Find every line below that contains the word "content" and copy it out.

_ _ _ _

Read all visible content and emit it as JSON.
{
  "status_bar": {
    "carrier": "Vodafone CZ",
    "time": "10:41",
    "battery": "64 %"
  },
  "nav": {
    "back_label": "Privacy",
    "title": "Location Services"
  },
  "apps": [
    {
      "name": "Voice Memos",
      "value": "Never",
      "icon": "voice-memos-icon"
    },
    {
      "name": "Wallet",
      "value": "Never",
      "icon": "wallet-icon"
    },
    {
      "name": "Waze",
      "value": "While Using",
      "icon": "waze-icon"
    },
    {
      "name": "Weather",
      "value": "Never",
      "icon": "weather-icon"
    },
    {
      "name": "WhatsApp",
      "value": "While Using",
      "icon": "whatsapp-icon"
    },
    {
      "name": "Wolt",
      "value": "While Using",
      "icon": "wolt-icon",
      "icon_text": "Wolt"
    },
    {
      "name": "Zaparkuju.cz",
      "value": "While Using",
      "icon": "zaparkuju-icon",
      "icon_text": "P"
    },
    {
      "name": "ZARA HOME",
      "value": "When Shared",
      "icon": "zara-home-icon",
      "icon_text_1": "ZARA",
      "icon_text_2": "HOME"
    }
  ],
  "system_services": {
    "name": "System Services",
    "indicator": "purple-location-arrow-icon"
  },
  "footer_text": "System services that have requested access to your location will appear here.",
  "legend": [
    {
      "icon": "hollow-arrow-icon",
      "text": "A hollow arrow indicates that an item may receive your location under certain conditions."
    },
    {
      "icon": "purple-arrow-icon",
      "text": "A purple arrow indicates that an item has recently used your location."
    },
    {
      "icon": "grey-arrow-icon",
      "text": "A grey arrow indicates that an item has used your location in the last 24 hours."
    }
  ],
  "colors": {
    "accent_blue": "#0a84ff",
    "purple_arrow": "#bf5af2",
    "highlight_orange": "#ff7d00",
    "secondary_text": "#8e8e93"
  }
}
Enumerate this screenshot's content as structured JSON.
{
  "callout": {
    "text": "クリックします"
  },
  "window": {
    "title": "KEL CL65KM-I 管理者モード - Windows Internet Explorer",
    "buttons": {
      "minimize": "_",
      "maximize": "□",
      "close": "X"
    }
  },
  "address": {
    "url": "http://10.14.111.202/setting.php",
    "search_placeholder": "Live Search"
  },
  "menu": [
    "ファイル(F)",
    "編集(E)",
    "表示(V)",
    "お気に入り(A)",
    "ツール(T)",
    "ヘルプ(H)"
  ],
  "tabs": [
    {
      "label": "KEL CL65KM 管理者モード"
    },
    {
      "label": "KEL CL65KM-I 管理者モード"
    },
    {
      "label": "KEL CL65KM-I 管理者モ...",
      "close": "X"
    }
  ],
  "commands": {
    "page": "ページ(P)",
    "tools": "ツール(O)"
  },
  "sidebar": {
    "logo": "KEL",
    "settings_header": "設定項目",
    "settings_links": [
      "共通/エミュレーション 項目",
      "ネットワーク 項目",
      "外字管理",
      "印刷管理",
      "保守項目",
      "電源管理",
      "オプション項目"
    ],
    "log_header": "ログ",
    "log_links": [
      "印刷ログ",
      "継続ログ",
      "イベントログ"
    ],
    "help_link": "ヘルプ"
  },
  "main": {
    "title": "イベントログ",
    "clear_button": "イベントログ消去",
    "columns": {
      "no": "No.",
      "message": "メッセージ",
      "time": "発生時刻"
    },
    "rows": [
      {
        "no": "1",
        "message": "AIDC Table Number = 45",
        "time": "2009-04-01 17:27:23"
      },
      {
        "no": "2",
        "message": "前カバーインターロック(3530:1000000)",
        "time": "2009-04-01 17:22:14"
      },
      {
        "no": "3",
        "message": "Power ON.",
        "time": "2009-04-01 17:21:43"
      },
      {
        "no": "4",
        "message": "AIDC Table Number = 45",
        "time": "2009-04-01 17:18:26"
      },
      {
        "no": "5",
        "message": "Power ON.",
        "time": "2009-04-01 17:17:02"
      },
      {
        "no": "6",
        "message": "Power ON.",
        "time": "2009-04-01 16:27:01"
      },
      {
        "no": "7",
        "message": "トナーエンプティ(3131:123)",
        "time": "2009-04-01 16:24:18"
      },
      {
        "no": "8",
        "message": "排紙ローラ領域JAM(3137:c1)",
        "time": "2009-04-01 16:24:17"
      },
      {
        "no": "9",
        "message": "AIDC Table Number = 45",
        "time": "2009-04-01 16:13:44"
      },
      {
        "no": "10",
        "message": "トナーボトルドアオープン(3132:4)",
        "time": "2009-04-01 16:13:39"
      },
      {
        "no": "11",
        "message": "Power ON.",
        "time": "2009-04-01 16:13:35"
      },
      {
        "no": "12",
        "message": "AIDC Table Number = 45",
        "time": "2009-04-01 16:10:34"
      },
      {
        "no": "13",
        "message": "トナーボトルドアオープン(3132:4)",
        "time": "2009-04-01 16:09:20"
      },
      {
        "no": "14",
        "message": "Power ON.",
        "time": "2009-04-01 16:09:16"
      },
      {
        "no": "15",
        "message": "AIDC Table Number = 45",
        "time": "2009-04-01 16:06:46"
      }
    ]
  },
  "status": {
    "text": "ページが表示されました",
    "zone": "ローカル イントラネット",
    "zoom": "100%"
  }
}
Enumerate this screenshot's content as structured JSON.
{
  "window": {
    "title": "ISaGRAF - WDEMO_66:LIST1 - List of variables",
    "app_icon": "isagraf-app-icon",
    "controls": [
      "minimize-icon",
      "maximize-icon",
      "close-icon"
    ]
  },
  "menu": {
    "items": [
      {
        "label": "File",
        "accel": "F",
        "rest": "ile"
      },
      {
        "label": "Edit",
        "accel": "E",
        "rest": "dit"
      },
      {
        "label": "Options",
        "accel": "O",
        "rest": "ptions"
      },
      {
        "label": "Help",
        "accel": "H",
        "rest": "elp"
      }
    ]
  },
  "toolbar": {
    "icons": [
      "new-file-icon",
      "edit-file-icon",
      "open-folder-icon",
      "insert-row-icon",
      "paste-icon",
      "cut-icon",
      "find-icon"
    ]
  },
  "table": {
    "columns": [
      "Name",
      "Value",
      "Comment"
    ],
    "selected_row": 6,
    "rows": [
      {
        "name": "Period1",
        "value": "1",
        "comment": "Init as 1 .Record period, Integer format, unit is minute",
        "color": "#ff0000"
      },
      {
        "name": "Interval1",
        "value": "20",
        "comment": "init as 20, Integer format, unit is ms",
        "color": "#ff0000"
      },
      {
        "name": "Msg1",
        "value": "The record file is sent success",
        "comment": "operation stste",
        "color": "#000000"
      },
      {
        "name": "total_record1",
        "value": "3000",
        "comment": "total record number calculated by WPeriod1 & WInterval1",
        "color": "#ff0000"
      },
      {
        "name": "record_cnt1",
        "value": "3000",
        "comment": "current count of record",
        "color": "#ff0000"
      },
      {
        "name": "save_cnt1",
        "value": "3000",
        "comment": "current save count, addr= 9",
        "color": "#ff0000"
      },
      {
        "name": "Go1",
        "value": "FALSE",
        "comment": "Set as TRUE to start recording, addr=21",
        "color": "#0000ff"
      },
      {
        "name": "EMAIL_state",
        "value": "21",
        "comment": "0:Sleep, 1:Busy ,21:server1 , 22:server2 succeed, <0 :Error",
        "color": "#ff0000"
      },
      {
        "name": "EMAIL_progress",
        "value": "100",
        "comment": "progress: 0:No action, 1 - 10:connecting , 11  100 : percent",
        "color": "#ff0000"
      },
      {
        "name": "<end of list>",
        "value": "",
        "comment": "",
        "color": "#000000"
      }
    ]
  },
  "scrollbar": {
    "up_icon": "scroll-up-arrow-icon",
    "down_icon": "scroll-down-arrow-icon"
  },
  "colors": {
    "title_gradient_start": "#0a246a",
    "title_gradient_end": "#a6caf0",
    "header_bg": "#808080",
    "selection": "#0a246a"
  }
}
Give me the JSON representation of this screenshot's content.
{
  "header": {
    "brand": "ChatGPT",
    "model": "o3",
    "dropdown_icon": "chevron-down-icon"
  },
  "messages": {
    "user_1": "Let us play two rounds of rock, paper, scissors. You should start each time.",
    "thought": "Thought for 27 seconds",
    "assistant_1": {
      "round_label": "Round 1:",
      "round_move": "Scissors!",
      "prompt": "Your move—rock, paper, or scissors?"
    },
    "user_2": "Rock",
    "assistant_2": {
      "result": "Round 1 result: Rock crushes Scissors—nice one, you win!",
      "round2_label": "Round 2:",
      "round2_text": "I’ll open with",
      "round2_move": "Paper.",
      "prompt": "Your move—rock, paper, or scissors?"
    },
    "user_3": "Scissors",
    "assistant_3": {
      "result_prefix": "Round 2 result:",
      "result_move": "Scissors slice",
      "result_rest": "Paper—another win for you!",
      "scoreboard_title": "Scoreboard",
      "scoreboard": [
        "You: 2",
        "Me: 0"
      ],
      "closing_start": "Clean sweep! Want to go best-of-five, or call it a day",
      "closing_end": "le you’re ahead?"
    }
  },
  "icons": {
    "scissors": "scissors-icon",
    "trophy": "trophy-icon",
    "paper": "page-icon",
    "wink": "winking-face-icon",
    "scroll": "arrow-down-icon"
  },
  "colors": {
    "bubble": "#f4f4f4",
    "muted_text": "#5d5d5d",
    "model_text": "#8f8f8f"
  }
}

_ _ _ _

| RESPONSE TO THE EXERCISE |
Read all visible content and emit it as JSON.
Enumerate this screenshot's content as structured JSON.
Enumerate this screenshot's content as structured JSON.
Give me the JSON representation of this screenshot's content.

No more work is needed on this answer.